◆ WORK REQUEST:
Search the entries for the word "canal". Copy every line where it turns up.

Saved data entries

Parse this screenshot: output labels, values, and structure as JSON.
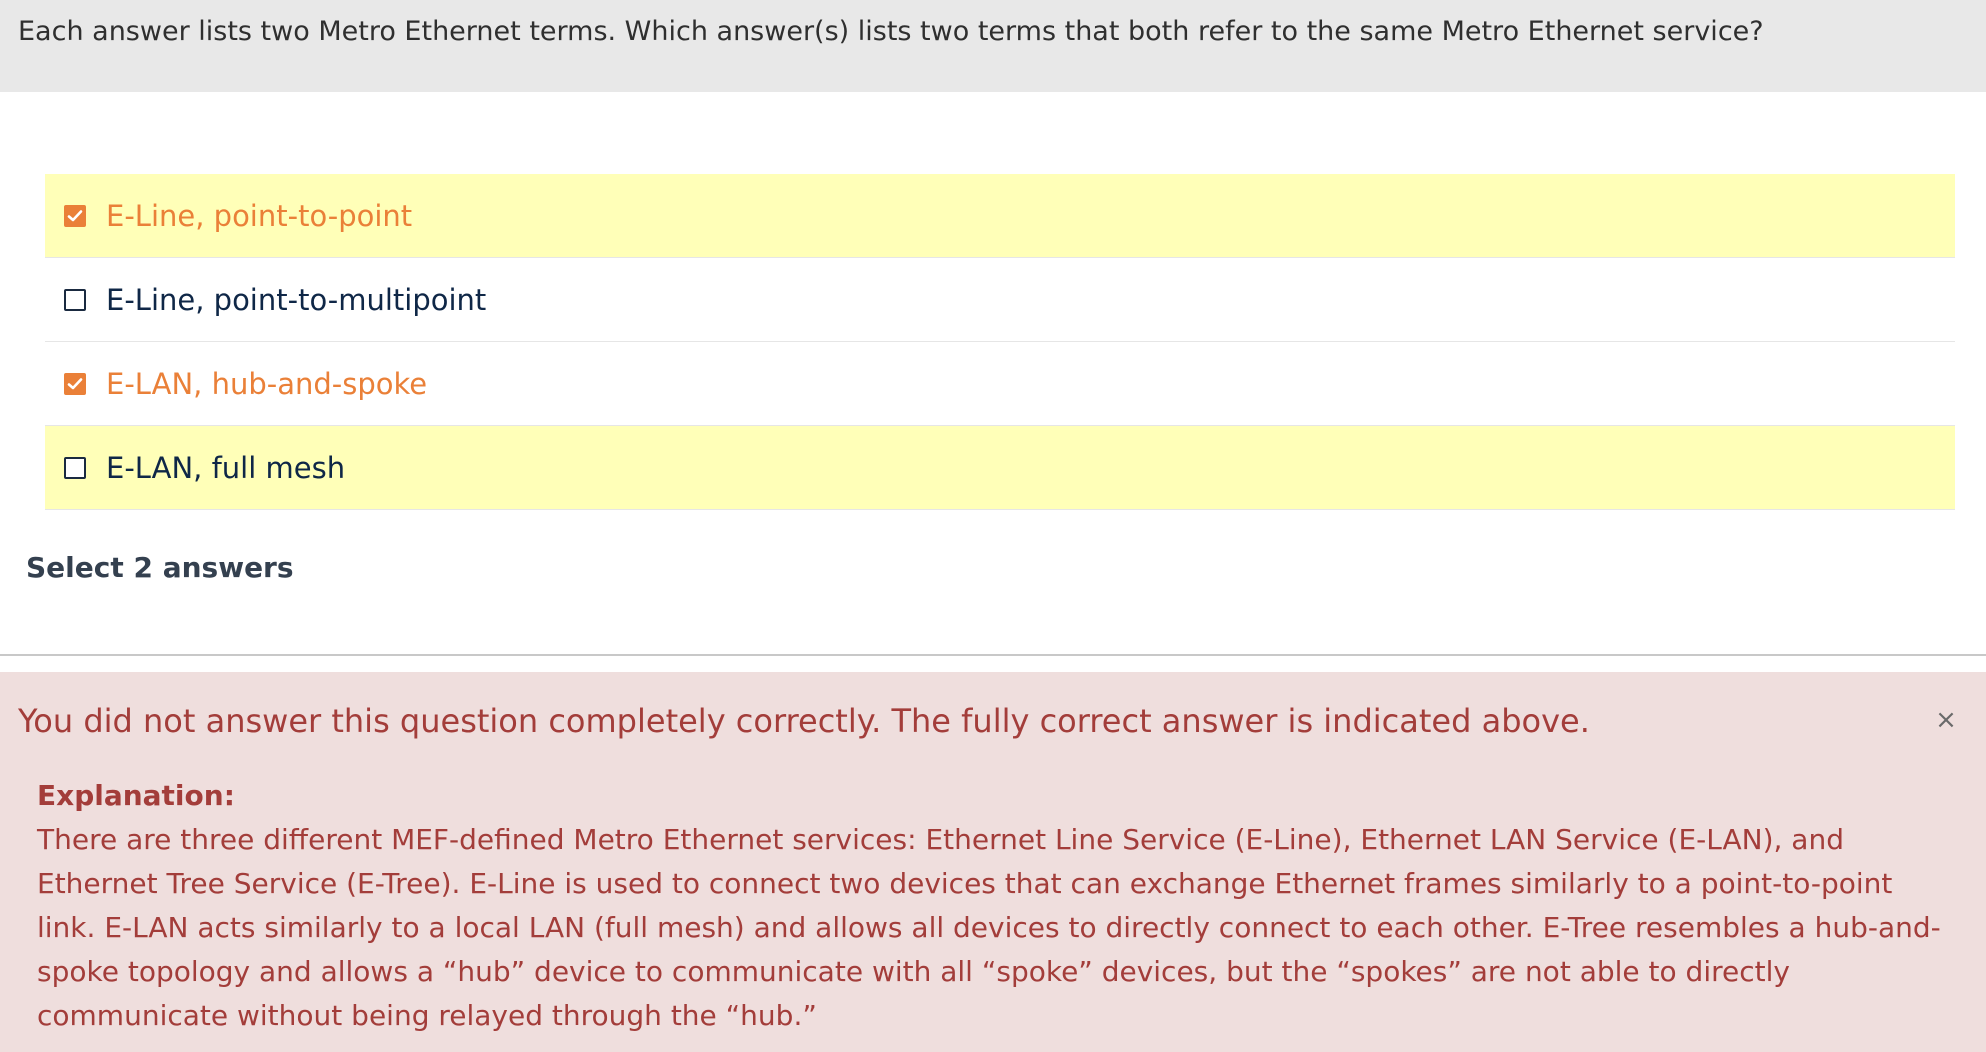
{
  "question": {
    "text": "Each answer lists two Metro Ethernet terms. Which answer(s) lists two terms that both refer to the same Metro Ethernet service?"
  },
  "answers": [
    {
      "label": "E-Line, point-to-point",
      "checked": true,
      "correct": true
    },
    {
      "label": "E-Line, point-to-multipoint",
      "checked": false,
      "correct": false
    },
    {
      "label": "E-LAN, hub-and-spoke",
      "checked": true,
      "correct": false
    },
    {
      "label": "E-LAN, full mesh",
      "checked": false,
      "correct": true
    }
  ],
  "hint": "Select 2 answers",
  "feedback": {
    "title": "You did not answer this question completely correctly. The fully correct answer is indicated above.",
    "close_glyph": "×",
    "explanation_heading": "Explanation:",
    "explanation_text": "There are three different MEF-defined Metro Ethernet services: Ethernet Line Service (E-Line), Ethernet LAN Service (E-LAN), and Ethernet Tree Service (E-Tree). E-Line is used to connect two devices that can exchange Ethernet frames similarly to a point-to-point link. E-LAN acts similarly to a local LAN (full mesh) and allows all devices to directly connect to each other. E-Tree resembles a hub-and-spoke topology and allows a “hub” device to communicate with all “spoke” devices, but the “spokes” are not able to directly communicate without being relayed through the “hub.”"
  },
  "colors": {
    "selected_text": "#ea8038",
    "correct_highlight": "#ffffb8",
    "feedback_bg": "#efdedd",
    "feedback_text": "#a33d3a"
  },
  "icons": {
    "checked": "checkbox-checked-icon",
    "unchecked": "checkbox-unchecked-icon",
    "close": "close-icon"
  }
}
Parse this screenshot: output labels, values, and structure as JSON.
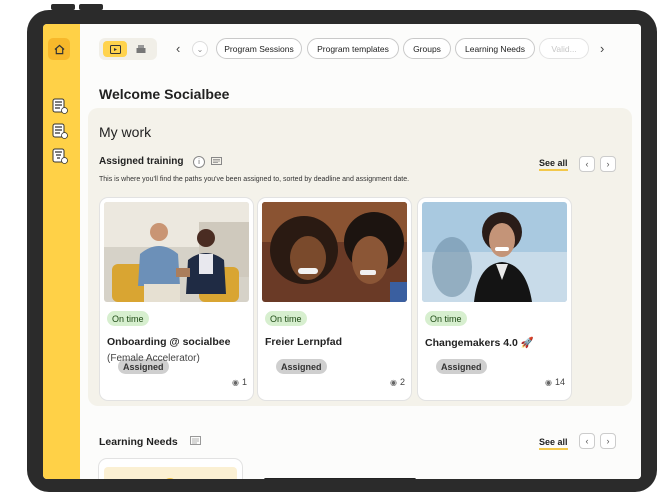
{
  "rail": {
    "items": [
      {
        "icon": "home-icon"
      },
      {
        "icon": "list-icon"
      },
      {
        "icon": "list-icon"
      },
      {
        "icon": "filter-list-icon"
      }
    ]
  },
  "topbar": {
    "tabs": [
      "Program Sessions",
      "Program templates",
      "Groups",
      "Learning Needs",
      "Valid..."
    ]
  },
  "welcome": "Welcome Socialbee",
  "my_work": {
    "heading": "My work",
    "assigned_title": "Assigned training",
    "info_symbol": "i",
    "description": "This is where you'll find the paths you've been assigned to, sorted by deadline and assignment date.",
    "see_all": "See all",
    "cards": [
      {
        "status": "On time",
        "state": "Assigned",
        "title": "Onboarding @ socialbee",
        "subtitle": "(Female Accelerator)",
        "count": "1"
      },
      {
        "status": "On time",
        "state": "Assigned",
        "title": "Freier Lernpfad",
        "subtitle": "",
        "count": "2"
      },
      {
        "status": "On time",
        "state": "Assigned",
        "title": "Changemakers 4.0 🚀",
        "subtitle": "",
        "count": "14"
      }
    ]
  },
  "learning_needs": {
    "heading": "Learning Needs",
    "see_all": "See all"
  }
}
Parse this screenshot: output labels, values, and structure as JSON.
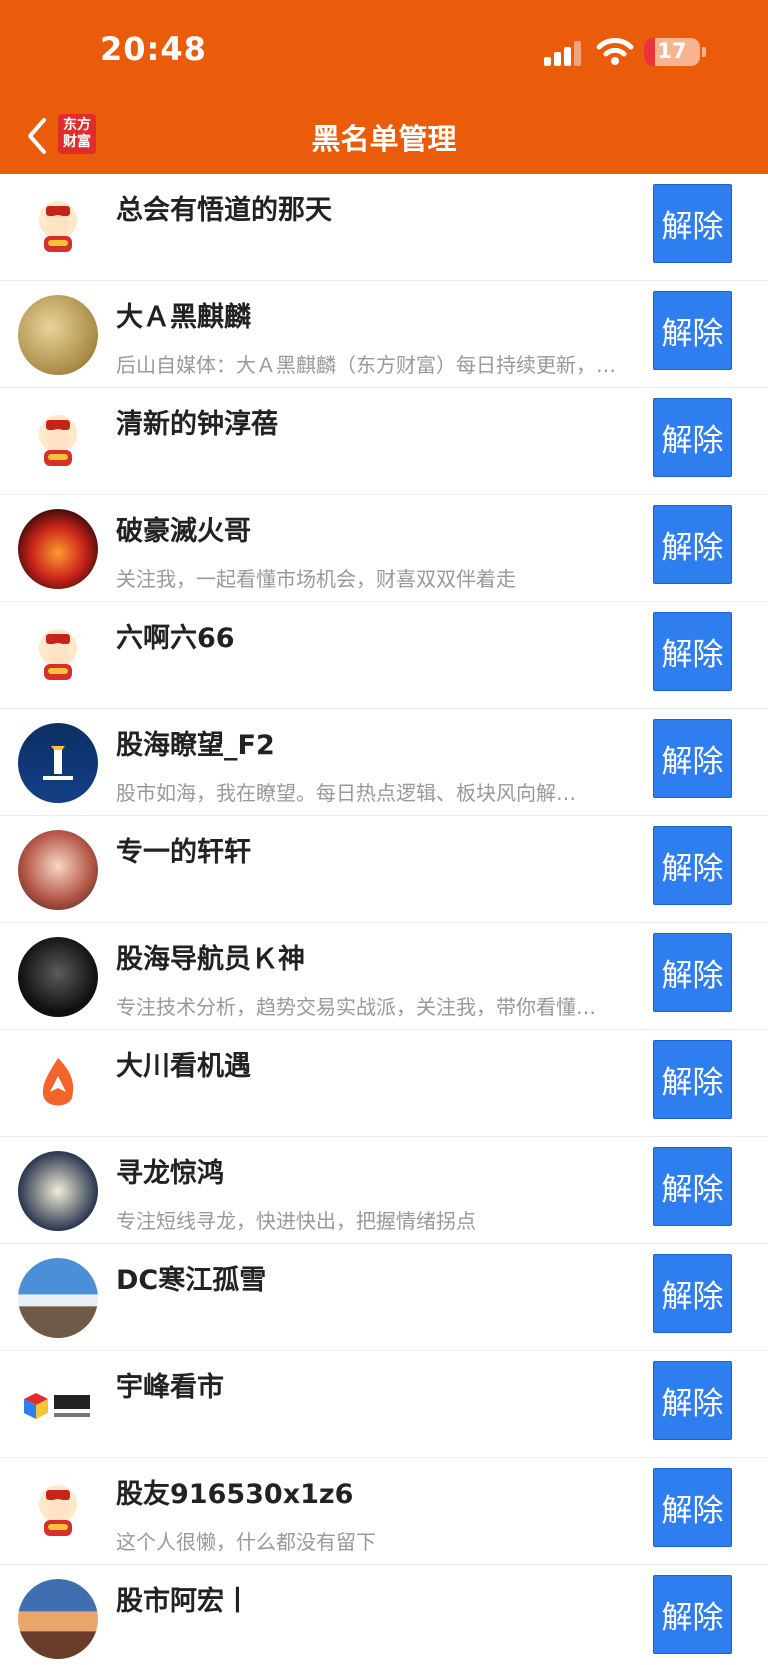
{
  "status_bar": {
    "time": "20:48",
    "battery": "17"
  },
  "nav": {
    "logo_line1": "东方",
    "logo_line2": "财富",
    "title": "黑名单管理"
  },
  "unblock_label": "解除",
  "rows": [
    {
      "name": "总会有悟道的那天",
      "desc": "",
      "avatar": "fortune-god"
    },
    {
      "name": "大Ａ黑麒麟",
      "desc": "后山自媒体：大Ａ黑麒麟（东方财富）每日持续更新，…",
      "avatar": "golden-qilin"
    },
    {
      "name": "清新的钟淳蓓",
      "desc": "",
      "avatar": "fortune-god"
    },
    {
      "name": "破豪滅火哥",
      "desc": "关注我，一起看懂市场机会，财喜双双伴着走",
      "avatar": "phoenix"
    },
    {
      "name": "六啊六66",
      "desc": "",
      "avatar": "fortune-god"
    },
    {
      "name": "股海瞭望_F2",
      "desc": "股市如海，我在瞭望。每日热点逻辑、板块风向解…",
      "avatar": "lighthouse"
    },
    {
      "name": "专一的轩轩",
      "desc": "",
      "avatar": "girl-portrait"
    },
    {
      "name": "股海导航员Ｋ神",
      "desc": "专注技术分析，趋势交易实战派，关注我，带你看懂…",
      "avatar": "tiger"
    },
    {
      "name": "大川看机遇",
      "desc": "",
      "avatar": "rocket-flame"
    },
    {
      "name": "寻龙惊鸿",
      "desc": "专注短线寻龙，快进快出，把握情绪拐点",
      "avatar": "dragon-calligraphy"
    },
    {
      "name": "DC寒江孤雪",
      "desc": "",
      "avatar": "snow-mountain"
    },
    {
      "name": "宇峰看市",
      "desc": "",
      "avatar": "yufeng-logo"
    },
    {
      "name": "股友916530x1z6",
      "desc": "这个人很懒，什么都没有留下",
      "avatar": "fortune-god"
    },
    {
      "name": "股市阿宏丨",
      "desc": "",
      "avatar": "sunset-mountain"
    }
  ]
}
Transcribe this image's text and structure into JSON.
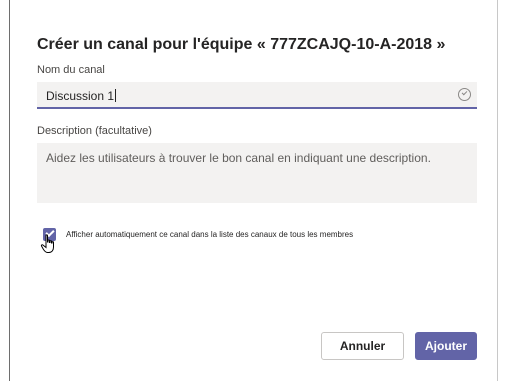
{
  "dialog": {
    "title": "Créer un canal pour l'équipe « 777ZCAJQ-10-A-2018 »"
  },
  "channel_name": {
    "label": "Nom du canal",
    "value": "Discussion 1",
    "valid_icon": "check-circle-icon"
  },
  "description": {
    "label": "Description (facultative)",
    "placeholder": "Aidez les utilisateurs à trouver le bon canal en indiquant une description."
  },
  "auto_show": {
    "checked": true,
    "label": "Afficher automatiquement ce canal dans la liste des canaux de tous les membres"
  },
  "buttons": {
    "cancel": "Annuler",
    "add": "Ajouter"
  },
  "colors": {
    "accent": "#6264a7",
    "field_bg": "#f3f2f1"
  }
}
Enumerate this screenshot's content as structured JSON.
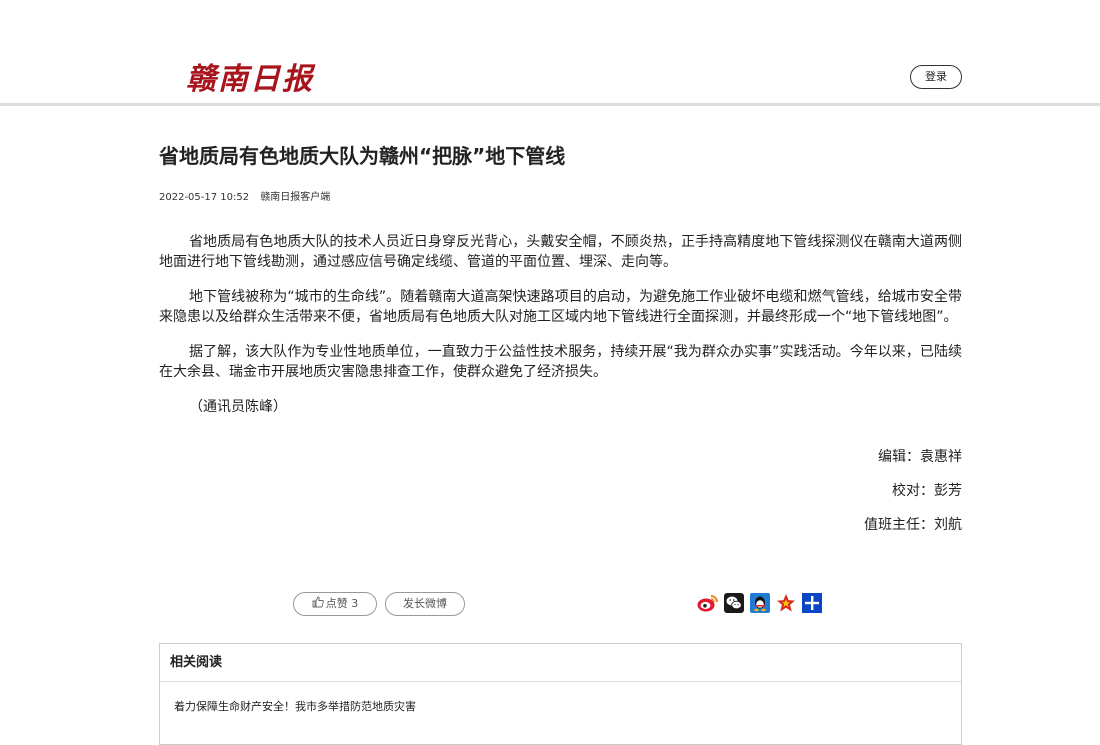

◆ TASK SOLUTION:
    "title": "Créer un canal pour l'équipe « 777ZCAJQ-10-A-2018 »"
    "label": "Nom du canal",
    "placeholder": "Aidez les utilisateurs à trouver le bon canal en indiquant une description."
    "label": "Afficher automatiquement ce canal dans la liste des canaux de tous les membres"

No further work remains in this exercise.